Telework takes self-discipline, self-motivation, and effective time management skills. This page offers some tips for a successful telework practice.
Identify an appropriate workspace in your home. The ideal home workstation would be in a quiet, distraction-free room that can be reserved solely for work. But if that is not possible, you can set up an effective workstation anywhere in your home that is relatively quiet and free of distractions and that has space for everything you need to do your job — computer, monitor, supplies, and so forth. You will need a space where you can participate in work calls and video conferences without being distracted or interrupted by others in your household.
Be sure your home internet is reliable and has the bandwidth to allow you to do your work. If multiple people in your household are using the internet at the same time, some tasks — such as uploading or downloading files — may take longer than they would otherwise. Test your internet connection and speed while you and others are using your connected devices at the same time to verify that they are adequate to allow you to work productively.
Your schedule should be clearly defined and communicated to your supervisor and co-workers. Having set hours, designated breaks, and routine times to check in with the office will facilitate collaboration between you and your colleagues.
Without a daily commute to the office, you may wish to create a new morning routine to help prepare for your workday at home. This could be as simple as going for a walk, listening to music or the radio, or doing a workout before you log in for work.
Ending the workday with a routine is equally important, because it allows you to mentally leave work. Your end-of-day routine might be picking up your kids from day care or just shutting down your computer and going to another room.
As you’re able, plan your work assignments before any telework days. Prepare to transport or electronically transfer any materials or files you will need and may be unable to access from home. Create a list of tasks you want to complete, and review the list at the end of the day to assess your progress.
Regular communication will reassure your manager and co-workers that you do not have to be in the office to do your work. Communicate with your supervisor frequently about your progress and the status of the projects you work on, and promptly convey any concerns that may threaten a deadline. If you can’t be seen, then above all, be accessible.
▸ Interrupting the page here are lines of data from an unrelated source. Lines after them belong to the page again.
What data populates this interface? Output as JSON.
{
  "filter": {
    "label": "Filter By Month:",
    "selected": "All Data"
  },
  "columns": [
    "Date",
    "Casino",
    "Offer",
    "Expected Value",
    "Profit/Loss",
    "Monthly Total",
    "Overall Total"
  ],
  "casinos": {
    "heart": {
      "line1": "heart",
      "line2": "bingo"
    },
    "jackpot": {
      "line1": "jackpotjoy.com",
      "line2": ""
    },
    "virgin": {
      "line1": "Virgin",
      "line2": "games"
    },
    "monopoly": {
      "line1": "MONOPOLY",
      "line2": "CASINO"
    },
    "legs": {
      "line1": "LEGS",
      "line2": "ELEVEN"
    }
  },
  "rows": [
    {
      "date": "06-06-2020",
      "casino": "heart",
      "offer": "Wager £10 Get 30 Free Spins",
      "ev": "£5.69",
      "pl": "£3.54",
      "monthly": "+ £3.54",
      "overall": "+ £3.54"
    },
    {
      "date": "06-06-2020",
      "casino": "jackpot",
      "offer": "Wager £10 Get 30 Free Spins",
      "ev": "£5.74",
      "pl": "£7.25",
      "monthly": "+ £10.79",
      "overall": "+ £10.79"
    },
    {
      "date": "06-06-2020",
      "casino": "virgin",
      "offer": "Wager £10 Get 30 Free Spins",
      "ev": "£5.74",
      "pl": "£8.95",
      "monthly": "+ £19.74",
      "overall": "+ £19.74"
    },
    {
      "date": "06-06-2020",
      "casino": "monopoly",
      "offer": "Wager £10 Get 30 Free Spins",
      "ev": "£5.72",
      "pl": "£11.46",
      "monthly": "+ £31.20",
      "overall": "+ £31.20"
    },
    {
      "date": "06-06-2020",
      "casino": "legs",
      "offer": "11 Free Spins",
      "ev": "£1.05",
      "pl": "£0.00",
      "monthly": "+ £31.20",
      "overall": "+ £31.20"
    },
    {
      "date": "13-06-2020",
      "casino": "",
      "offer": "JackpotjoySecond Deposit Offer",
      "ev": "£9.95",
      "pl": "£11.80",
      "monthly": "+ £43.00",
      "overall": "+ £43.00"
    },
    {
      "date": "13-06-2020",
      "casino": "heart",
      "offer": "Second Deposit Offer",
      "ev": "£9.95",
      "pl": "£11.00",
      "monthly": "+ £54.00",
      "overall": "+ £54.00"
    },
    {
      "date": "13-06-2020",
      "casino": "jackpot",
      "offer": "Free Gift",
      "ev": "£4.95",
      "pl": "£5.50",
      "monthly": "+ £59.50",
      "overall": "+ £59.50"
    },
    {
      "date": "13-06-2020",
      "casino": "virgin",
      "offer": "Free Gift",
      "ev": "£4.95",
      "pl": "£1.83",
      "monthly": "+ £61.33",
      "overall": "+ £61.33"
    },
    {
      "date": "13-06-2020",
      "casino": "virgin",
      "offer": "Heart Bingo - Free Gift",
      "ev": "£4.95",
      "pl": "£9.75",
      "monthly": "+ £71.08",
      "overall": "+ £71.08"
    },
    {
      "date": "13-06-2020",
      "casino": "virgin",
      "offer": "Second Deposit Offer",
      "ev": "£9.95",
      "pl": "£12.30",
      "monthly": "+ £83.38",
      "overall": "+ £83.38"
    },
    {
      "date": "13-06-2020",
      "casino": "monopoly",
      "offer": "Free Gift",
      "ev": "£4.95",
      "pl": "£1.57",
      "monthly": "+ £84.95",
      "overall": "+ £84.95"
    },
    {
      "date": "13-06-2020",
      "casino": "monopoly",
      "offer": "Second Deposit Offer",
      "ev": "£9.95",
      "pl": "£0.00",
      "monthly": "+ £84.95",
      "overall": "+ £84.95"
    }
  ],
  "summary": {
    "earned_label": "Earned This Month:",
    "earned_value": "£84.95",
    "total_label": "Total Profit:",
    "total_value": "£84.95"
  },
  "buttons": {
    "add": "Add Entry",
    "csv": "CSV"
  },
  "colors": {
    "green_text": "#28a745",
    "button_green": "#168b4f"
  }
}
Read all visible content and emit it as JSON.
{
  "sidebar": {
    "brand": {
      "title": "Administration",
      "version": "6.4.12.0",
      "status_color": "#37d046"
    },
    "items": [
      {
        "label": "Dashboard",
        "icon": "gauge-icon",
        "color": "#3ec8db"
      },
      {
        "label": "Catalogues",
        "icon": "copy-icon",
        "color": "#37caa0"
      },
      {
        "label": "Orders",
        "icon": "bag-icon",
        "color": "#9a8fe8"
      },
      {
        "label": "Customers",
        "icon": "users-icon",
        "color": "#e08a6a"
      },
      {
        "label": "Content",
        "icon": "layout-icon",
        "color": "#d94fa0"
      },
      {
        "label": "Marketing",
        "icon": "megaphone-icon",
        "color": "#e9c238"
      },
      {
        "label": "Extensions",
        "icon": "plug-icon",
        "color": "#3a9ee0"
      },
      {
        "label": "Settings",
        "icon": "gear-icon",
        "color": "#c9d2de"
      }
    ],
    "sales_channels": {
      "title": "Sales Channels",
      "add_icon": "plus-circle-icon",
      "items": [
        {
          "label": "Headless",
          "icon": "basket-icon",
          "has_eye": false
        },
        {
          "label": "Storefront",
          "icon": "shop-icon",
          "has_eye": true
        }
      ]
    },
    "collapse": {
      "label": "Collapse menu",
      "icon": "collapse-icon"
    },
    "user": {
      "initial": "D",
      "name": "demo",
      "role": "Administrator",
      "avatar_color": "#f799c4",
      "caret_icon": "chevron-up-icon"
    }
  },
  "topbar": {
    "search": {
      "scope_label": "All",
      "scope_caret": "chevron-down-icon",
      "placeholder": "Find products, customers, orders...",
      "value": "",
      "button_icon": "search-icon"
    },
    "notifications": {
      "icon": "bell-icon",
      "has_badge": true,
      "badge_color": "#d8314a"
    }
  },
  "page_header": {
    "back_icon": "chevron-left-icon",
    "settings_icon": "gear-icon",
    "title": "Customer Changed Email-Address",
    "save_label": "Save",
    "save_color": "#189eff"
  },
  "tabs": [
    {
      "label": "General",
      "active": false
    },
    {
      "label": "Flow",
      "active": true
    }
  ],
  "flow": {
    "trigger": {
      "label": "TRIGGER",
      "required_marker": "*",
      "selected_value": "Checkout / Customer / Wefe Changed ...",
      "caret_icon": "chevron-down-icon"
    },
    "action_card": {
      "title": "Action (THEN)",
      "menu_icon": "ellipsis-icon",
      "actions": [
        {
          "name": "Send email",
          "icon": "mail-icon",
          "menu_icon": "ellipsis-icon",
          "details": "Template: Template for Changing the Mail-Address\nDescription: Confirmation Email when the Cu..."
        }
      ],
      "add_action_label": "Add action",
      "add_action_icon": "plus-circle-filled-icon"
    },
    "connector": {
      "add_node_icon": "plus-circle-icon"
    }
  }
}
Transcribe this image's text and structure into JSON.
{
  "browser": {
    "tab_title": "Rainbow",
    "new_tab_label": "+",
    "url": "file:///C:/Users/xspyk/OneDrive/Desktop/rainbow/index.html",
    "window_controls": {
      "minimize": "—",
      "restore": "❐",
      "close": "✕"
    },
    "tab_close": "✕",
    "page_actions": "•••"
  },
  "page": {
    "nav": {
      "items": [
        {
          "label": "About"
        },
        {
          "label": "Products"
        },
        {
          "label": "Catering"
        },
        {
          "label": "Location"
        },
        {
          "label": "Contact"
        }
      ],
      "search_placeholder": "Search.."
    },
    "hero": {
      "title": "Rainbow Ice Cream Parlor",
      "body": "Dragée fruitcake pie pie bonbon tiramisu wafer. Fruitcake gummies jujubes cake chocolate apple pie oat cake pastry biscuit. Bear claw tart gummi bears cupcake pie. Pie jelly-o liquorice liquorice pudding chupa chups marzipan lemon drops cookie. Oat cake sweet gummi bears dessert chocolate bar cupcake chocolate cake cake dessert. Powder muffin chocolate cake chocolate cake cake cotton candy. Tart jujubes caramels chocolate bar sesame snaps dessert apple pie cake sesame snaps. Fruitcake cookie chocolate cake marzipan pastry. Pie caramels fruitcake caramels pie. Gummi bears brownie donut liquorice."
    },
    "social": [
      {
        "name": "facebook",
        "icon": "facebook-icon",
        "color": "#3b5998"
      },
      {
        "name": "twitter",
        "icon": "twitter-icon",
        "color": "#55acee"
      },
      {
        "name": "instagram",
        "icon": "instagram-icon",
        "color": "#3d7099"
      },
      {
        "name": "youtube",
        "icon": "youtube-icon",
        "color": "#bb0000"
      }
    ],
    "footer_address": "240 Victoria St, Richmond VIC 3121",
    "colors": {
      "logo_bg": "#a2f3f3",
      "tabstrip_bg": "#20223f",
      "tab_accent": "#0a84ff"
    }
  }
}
Check your email and voicemail messages frequently throughout the day. If your office uses an instant messaging system, be available online just as you would in the office. Ongoing communication with the office reassures others that you are fully engaged in your work even when you are not on-site. This helps cultivate the trust required for successful teleworking.